More American companies are bending to shareholder pressure to reveal their spending to sway political campaigns despite court decisions allowing unfettered corporate cash in elections, according to a study released on Friday.

Colgate-Palmolive Co, IBM and Merck & Co are among the big names with the best grades from the Center for Political Accountability, a foundation-funded group that pushes companies to open up their books.

The landmark Citizens United ruling by the U.S. Supreme Court in 2010 ended most restrictions on campaign donations by corporations and unions, giving these groups the ability to write fat checks to back political causes.

But pressure has been building for years from shareholders of public firms to shed light on such spending. Proponents of disclosure argue that getting involved in politics poses big risks for a company's reputation and brand.

Target Corp learned that lesson the hard way, when it gave $150,000 in 2010 to a Minnesota business group that backed a Republican candidate for governor who was a staunch opponent of gay marriage.

Potential shareholder ire has got the attention of companies because now there is greater recognition that political spending poses real risks, said Bruce Freed, president of the Center for Political Accountability. Are they there yet? No. But the direction is important.

The candidate ultimately lost the race but Target was forced to defend itself from shareholders and some in the public, who threatened a boycott.

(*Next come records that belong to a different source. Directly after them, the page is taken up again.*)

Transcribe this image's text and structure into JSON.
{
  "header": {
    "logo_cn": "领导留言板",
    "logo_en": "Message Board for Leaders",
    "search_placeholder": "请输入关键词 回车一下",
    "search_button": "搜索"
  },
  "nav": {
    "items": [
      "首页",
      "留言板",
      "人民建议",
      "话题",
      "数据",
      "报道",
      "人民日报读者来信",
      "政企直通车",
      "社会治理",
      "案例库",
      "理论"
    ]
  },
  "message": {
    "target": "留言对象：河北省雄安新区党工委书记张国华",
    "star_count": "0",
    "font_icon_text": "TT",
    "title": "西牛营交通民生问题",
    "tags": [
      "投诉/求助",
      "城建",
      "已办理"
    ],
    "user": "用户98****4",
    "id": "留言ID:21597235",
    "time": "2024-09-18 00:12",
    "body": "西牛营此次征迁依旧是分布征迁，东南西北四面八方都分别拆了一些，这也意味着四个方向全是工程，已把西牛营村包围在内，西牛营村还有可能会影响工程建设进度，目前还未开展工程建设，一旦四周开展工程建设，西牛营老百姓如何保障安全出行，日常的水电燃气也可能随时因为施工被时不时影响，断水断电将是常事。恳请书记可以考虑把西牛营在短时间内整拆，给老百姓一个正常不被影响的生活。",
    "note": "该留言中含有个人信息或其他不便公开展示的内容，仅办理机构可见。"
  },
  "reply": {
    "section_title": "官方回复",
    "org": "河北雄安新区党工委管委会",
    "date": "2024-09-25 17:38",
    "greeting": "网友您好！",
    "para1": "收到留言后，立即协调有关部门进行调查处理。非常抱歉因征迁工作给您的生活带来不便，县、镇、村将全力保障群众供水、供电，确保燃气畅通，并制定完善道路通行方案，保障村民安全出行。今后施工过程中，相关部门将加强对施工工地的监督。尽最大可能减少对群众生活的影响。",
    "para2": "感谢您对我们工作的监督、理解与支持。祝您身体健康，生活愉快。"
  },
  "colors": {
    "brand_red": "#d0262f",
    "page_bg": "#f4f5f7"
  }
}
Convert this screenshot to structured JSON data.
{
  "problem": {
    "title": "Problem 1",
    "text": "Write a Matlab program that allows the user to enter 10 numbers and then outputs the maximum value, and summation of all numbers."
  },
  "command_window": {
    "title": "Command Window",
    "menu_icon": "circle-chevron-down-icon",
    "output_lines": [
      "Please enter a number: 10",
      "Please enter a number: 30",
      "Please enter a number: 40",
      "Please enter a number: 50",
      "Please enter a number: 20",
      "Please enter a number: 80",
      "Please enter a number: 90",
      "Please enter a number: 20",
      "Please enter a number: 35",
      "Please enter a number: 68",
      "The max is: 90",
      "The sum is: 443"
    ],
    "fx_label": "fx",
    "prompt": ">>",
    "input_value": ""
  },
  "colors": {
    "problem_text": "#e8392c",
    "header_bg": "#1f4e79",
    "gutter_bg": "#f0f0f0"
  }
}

Shareholders have had increasing success in pushing companies to open up about their donations. Of the 33 resolutions at major companies that made it to a shareholder vote in 2011, the average support was about 34 percent, according to the Center. Several years back, support of such resolutions was about 10 percent.

Three-fifths of the Standard & Poor's 100 companies are now reporting direct corporate spending, while 43 companies report some information about political spending through third parties like trade groups, the survey found.

Before the Citizens United ruling, companies could spend $5,000 from their employee-funded political action committees on a candidate per election. Now, there are no limits.

Citizens United and other legal rulings will help make the 2012 presidential election the costliest ever, with a price tag of $6 billion or more, according to some independent estimates.


Some well-known corporations say they would not risk their brand by giving to a group with an overly political agenda.

Most companies are worried about alienating consumers, said Wesley Bizzell, assistant general counsel of tobacco conglomerate Altria, which scored in the top tier in the survey.

Under Citizens United, pro-business trade groups like the U.S. Chamber of Commerce and other tax-exempt entities won new powers to spend unlimited pools of cash without disclosing donors.

Corporate America has a ways to go in detailing this funding, Freed and other activists said.

All of the secret money is being laundered through tax- exempt groups, which means, if a corporation is going to agree to disclose its political activities, to be effective, it must include the money it gives to trade associations, said Fred Wertheimer, a veteran campaign finance lawyer and president of Democracy 21, which promotes campaign finance reform.

The use of funds from undisclosed sources rose to $135 million in the 2010 elections, up from about $76 million in 2008, according to the nonpartisan Center for Responsive Politics.

IBM, for example, requires that the money it gives to the Chamber not be for political activity such as advertising.

But most companies do not put such restrictions on the funds to these organizations.

There is a lot of latitude for organizations to have it both ways. said Sheila Krumholz, executive director of the nonpartisan Center for Responsive Politics.

(Editing by Philip Barbara)